Think you have a chance to win McDonald's Monopoly? No, I don't either. First of all, the nonsense one must endure to keep the tiny tabs makes the whole thing daunting. When the game comes out again I make a half-hearted effort to keep them. Eagerly ripping them off the cups when it would take ripping tabs off of oh, say a million cups, and I can assure you that I won't eat at McDonalds a million times in the next five lifetimes.
Five lifetimes and million sodas might not quite do it, even still. From The Numbers Guy, Carl Bialik of The Wall Street Journal:
But for all you lottery players, there is hope. Underwriters believe the odds are much better--the "odds of someone winning are very high, from an underwriting perspective". Really? How's that?
Patrons get game pieces with the purchase of certain menu items or by sending in a self-addressed, stamped envelope. To collect the grand prize this year, a customer must gather four game pieces corresponding to the four railroads on the Monopoly game board. The agate-like official rules say the odds of this happening are "approximately 1 in 41,497,391,309."

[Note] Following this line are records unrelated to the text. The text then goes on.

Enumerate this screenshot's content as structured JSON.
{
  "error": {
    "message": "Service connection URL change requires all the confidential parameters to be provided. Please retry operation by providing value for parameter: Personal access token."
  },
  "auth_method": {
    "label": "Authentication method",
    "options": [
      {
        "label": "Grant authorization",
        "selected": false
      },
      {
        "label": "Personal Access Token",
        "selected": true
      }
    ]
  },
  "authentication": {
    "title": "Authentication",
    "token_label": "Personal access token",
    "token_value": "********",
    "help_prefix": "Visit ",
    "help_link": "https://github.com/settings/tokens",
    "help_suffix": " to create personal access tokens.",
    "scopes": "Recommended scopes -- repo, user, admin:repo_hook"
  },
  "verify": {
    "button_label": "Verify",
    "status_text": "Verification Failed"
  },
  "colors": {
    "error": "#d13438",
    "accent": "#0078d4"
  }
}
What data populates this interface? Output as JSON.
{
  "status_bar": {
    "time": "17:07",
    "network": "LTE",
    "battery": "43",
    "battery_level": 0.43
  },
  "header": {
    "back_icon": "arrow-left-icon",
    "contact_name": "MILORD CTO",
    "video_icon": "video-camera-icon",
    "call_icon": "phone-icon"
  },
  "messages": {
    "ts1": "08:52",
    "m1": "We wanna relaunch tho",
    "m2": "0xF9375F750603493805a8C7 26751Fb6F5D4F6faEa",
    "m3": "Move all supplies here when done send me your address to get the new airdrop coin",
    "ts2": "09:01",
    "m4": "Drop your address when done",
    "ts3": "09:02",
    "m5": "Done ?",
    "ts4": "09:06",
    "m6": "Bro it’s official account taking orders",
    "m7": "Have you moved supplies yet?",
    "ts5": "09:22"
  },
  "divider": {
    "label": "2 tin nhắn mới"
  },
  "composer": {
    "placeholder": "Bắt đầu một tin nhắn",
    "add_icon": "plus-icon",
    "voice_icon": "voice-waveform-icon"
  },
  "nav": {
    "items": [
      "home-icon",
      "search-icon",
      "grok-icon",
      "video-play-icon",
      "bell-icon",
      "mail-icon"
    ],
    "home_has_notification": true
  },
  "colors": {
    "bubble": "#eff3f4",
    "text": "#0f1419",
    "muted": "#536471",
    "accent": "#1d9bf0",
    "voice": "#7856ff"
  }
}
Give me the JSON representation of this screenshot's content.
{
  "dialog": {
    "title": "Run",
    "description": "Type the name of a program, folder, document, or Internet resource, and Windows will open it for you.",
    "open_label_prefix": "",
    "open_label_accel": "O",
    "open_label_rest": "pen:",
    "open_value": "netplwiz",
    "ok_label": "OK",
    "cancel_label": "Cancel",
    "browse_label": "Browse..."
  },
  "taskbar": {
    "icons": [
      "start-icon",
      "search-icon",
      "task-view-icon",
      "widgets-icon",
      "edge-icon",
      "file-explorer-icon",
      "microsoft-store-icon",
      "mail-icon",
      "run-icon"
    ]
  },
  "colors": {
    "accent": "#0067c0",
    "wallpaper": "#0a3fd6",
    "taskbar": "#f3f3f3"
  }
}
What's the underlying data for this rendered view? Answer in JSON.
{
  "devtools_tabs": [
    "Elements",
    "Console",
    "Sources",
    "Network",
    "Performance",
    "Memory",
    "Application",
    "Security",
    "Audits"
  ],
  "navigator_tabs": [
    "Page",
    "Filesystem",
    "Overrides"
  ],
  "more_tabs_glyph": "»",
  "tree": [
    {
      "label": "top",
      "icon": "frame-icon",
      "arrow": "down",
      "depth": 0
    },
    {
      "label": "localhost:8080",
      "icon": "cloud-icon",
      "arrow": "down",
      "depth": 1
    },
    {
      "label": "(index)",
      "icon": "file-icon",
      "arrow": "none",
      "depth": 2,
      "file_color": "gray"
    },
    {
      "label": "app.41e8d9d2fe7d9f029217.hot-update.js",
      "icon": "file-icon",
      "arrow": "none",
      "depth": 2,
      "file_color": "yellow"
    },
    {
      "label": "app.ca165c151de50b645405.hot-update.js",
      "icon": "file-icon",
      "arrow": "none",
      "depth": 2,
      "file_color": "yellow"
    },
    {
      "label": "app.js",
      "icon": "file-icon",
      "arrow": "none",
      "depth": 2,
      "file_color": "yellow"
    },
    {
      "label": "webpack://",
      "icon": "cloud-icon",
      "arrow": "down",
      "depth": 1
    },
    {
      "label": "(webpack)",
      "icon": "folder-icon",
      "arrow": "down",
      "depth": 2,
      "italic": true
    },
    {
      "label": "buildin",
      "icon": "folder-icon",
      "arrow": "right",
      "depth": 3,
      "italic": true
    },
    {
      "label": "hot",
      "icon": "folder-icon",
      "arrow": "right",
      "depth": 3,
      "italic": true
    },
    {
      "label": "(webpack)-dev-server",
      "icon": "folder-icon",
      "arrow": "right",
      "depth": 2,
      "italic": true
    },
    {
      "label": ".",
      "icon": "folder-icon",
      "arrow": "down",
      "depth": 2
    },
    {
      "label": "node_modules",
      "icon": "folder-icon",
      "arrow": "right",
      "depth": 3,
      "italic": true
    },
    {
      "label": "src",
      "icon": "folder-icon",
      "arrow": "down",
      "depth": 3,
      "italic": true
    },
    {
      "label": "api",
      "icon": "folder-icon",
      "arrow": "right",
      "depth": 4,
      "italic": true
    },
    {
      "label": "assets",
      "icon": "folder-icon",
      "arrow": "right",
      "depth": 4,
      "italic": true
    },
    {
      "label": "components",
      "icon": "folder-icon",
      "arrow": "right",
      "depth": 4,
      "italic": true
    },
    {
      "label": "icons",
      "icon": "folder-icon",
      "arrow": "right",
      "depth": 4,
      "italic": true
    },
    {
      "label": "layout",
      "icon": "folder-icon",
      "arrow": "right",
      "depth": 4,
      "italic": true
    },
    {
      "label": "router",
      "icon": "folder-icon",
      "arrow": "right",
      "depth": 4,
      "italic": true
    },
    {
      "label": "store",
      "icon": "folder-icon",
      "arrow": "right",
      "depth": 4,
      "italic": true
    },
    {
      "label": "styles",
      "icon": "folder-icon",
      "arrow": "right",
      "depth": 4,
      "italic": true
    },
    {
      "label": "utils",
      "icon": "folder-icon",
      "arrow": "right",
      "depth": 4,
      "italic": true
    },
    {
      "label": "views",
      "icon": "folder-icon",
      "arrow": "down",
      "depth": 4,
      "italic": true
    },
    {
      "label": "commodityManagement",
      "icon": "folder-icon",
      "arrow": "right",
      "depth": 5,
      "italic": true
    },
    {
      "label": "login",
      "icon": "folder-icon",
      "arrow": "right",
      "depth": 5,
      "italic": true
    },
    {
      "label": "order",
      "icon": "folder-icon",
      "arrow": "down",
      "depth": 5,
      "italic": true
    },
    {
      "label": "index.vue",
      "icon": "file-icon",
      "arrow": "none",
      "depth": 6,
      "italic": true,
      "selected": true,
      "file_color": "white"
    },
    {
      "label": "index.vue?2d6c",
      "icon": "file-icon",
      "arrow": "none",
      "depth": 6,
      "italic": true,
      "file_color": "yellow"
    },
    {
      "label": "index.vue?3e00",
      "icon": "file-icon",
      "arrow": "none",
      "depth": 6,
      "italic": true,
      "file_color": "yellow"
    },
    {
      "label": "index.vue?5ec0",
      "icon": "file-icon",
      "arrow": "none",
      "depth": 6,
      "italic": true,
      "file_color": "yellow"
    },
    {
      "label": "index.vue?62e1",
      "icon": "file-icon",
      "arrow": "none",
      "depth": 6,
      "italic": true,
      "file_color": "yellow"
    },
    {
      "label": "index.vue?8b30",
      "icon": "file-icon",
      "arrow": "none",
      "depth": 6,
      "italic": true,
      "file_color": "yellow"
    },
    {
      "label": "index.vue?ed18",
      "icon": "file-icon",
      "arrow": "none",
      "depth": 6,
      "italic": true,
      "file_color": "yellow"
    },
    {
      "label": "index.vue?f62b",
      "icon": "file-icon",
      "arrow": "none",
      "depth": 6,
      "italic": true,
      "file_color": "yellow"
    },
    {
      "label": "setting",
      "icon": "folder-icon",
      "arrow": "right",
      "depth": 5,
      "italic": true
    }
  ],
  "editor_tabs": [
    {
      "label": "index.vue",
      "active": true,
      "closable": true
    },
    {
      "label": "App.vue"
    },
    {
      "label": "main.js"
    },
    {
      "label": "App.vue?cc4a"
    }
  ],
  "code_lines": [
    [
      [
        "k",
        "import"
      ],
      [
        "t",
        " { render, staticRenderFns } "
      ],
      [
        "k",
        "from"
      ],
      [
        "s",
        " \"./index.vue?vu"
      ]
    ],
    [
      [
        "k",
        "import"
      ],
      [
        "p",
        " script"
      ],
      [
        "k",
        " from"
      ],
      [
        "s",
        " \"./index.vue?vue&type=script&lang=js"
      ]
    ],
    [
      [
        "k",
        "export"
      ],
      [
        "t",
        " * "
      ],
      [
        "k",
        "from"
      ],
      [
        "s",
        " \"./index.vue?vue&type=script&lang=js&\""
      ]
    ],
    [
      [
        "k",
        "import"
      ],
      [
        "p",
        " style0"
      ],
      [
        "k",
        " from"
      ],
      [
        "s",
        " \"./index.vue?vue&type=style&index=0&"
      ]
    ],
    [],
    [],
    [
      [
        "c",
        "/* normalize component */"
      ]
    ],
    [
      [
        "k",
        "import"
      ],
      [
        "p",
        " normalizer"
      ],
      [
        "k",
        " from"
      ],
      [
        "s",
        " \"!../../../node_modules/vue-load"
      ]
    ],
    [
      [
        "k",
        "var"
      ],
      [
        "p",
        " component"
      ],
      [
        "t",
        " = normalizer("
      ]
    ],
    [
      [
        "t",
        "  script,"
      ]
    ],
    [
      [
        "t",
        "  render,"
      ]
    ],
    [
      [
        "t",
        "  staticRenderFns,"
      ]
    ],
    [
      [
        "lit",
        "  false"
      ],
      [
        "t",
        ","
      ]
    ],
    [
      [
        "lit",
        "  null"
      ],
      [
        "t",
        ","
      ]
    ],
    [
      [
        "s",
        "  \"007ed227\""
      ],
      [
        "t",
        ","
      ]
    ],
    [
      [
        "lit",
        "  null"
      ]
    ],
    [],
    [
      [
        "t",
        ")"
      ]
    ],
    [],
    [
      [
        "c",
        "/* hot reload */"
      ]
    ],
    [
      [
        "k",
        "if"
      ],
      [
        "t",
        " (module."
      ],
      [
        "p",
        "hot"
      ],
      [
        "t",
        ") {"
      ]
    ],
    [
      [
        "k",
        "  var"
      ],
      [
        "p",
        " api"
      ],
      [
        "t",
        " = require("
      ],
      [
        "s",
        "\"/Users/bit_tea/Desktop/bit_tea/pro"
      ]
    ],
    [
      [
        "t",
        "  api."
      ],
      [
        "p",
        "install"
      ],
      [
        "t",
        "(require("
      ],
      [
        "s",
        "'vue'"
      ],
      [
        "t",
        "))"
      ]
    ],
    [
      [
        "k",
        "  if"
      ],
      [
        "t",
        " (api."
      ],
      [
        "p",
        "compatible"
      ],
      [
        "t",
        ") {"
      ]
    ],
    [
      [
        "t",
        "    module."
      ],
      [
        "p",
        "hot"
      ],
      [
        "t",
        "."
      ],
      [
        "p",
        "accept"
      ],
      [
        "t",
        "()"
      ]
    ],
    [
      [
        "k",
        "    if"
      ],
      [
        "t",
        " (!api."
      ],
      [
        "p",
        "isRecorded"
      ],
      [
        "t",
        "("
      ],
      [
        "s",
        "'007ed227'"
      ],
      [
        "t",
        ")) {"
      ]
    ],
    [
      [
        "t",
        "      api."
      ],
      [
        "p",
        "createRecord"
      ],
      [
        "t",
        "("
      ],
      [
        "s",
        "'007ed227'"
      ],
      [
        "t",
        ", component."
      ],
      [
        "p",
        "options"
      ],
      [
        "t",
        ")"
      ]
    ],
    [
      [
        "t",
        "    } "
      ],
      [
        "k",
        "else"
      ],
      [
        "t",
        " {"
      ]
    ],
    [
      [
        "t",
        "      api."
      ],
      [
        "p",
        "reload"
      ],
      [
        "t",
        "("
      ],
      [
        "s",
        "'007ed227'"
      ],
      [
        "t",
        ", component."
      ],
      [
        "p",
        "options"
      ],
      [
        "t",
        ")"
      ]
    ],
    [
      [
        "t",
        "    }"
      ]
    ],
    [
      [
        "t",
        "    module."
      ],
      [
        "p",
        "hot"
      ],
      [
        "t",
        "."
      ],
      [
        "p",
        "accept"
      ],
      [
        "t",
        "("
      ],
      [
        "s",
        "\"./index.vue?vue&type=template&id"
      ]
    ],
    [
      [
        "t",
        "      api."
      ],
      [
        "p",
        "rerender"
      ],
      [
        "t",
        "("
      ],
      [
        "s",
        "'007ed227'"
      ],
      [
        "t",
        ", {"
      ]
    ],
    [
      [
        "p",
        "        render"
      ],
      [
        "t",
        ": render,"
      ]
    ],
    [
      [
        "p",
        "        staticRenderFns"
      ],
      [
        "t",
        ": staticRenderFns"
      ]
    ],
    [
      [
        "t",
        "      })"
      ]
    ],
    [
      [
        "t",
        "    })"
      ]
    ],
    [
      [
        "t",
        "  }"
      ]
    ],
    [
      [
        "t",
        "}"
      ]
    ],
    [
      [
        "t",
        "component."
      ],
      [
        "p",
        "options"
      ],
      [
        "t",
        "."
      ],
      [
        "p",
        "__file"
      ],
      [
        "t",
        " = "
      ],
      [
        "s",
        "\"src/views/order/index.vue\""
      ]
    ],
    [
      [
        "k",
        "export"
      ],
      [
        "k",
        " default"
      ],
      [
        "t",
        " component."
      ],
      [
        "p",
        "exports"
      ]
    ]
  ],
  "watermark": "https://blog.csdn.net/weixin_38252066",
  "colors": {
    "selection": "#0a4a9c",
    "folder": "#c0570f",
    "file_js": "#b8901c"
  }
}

"In other words, you have a better chance of getting struck by lightning while on your way home from purchasing a winning Lotto ticket with your wife, Jessica Alba, the first lady of the United States," Richard Roeper wrote in the Chicago Sun-Times. The odds are also far worse than some estimates of the probability of picking a perfect NCAA bracket, as cited in a Numbers Guy column in March. (As the blog Fast Food News pointed out, at least the odds are better than they were when employees of the company hired to run the promotion hoarded the rare game pieces, a scandal uncovered in 2001.)
That's because the person who gets that rare piece is likely to take extreme measures to get the other three, "if they know they've got that rare game piece." Insurers typically take into consideration a "look factor," or the probability that a big winner will notice that she's won, rather than crumpling up the game piece in a french fry carton. This factor can range from 5% up to 60%, Mr. LaCroix said, and depends heavily on how much the sponsor has marketed the game and thereby raised awareness among the players.This brings me to a sad realization: I think I had the winning piece and threw it out. I had no idea there were "rare" pieces. I had no idea the railroad one was rare. All I've been getting is railroad pieces. One of them had to be the winning property. I just know it!
You see that? You see how it works? McDonald's won't make any $5 million dollar winners but it might spawn a whole class of crazy people which is good news for the mental health profession.